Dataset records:
Start of Block

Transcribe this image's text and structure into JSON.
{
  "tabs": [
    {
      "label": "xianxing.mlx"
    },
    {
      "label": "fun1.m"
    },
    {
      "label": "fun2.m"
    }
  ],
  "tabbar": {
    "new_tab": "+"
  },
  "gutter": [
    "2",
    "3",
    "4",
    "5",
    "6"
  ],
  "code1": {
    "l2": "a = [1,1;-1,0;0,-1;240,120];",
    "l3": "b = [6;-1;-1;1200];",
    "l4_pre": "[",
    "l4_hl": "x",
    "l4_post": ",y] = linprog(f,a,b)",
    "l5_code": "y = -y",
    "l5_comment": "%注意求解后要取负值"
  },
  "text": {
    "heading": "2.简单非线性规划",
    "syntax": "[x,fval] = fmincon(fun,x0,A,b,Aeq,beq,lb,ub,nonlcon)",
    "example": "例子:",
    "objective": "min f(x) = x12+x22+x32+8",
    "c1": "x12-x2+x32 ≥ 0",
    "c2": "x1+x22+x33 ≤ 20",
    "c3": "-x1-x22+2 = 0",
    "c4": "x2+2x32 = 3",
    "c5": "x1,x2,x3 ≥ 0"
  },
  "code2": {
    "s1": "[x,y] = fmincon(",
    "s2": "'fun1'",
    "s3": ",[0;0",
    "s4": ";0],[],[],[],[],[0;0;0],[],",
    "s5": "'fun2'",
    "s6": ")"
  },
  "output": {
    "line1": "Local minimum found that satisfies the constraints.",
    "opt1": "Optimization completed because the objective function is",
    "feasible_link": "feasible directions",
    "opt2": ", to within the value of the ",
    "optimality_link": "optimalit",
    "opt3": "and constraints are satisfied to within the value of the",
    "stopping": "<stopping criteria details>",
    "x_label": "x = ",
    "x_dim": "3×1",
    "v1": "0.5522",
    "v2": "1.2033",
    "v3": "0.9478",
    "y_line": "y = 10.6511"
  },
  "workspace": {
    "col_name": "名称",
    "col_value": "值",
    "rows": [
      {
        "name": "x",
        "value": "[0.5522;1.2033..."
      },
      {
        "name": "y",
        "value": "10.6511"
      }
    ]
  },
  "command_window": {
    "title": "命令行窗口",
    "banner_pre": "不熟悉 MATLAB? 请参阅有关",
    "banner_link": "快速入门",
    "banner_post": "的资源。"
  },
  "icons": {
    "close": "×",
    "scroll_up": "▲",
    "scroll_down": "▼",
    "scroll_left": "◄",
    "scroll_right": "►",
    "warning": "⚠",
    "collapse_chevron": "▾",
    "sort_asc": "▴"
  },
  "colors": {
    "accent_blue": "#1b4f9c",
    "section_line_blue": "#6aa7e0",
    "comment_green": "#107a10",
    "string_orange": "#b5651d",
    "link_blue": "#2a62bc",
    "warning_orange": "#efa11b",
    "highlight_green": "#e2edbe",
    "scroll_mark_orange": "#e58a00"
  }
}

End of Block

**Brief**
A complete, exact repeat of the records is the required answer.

**Exercise output**
Transcribe this image's text and structure into JSON.
{
  "tabs": [
    {
      "label": "xianxing.mlx"
    },
    {
      "label": "fun1.m"
    },
    {
      "label": "fun2.m"
    }
  ],
  "tabbar": {
    "new_tab": "+"
  },
  "gutter": [
    "2",
    "3",
    "4",
    "5",
    "6"
  ],
  "code1": {
    "l2": "a = [1,1;-1,0;0,-1;240,120];",
    "l3": "b = [6;-1;-1;1200];",
    "l4_pre": "[",
    "l4_hl": "x",
    "l4_post": ",y] = linprog(f,a,b)",
    "l5_code": "y = -y",
    "l5_comment": "%注意求解后要取负值"
  },
  "text": {
    "heading": "2.简单非线性规划",
    "syntax": "[x,fval] = fmincon(fun,x0,A,b,Aeq,beq,lb,ub,nonlcon)",
    "example": "例子:",
    "objective": "min f(x) = x12+x22+x32+8",
    "c1": "x12-x2+x32 ≥ 0",
    "c2": "x1+x22+x33 ≤ 20",
    "c3": "-x1-x22+2 = 0",
    "c4": "x2+2x32 = 3",
    "c5": "x1,x2,x3 ≥ 0"
  },
  "code2": {
    "s1": "[x,y] = fmincon(",
    "s2": "'fun1'",
    "s3": ",[0;0",
    "s4": ";0],[],[],[],[],[0;0;0],[],",
    "s5": "'fun2'",
    "s6": ")"
  },
  "output": {
    "line1": "Local minimum found that satisfies the constraints.",
    "opt1": "Optimization completed because the objective function is",
    "feasible_link": "feasible directions",
    "opt2": ", to within the value of the ",
    "optimality_link": "optimalit",
    "opt3": "and constraints are satisfied to within the value of the",
    "stopping": "<stopping criteria details>",
    "x_label": "x = ",
    "x_dim": "3×1",
    "v1": "0.5522",
    "v2": "1.2033",
    "v3": "0.9478",
    "y_line": "y = 10.6511"
  },
  "workspace": {
    "col_name": "名称",
    "col_value": "值",
    "rows": [
      {
        "name": "x",
        "value": "[0.5522;1.2033..."
      },
      {
        "name": "y",
        "value": "10.6511"
      }
    ]
  },
  "command_window": {
    "title": "命令行窗口",
    "banner_pre": "不熟悉 MATLAB? 请参阅有关",
    "banner_link": "快速入门",
    "banner_post": "的资源。"
  },
  "icons": {
    "close": "×",
    "scroll_up": "▲",
    "scroll_down": "▼",
    "scroll_left": "◄",
    "scroll_right": "►",
    "warning": "⚠",
    "collapse_chevron": "▾",
    "sort_asc": "▴"
  },
  "colors": {
    "accent_blue": "#1b4f9c",
    "section_line_blue": "#6aa7e0",
    "comment_green": "#107a10",
    "string_orange": "#b5651d",
    "link_blue": "#2a62bc",
    "warning_orange": "#efa11b",
    "highlight_green": "#e2edbe",
    "scroll_mark_orange": "#e58a00"
  }
}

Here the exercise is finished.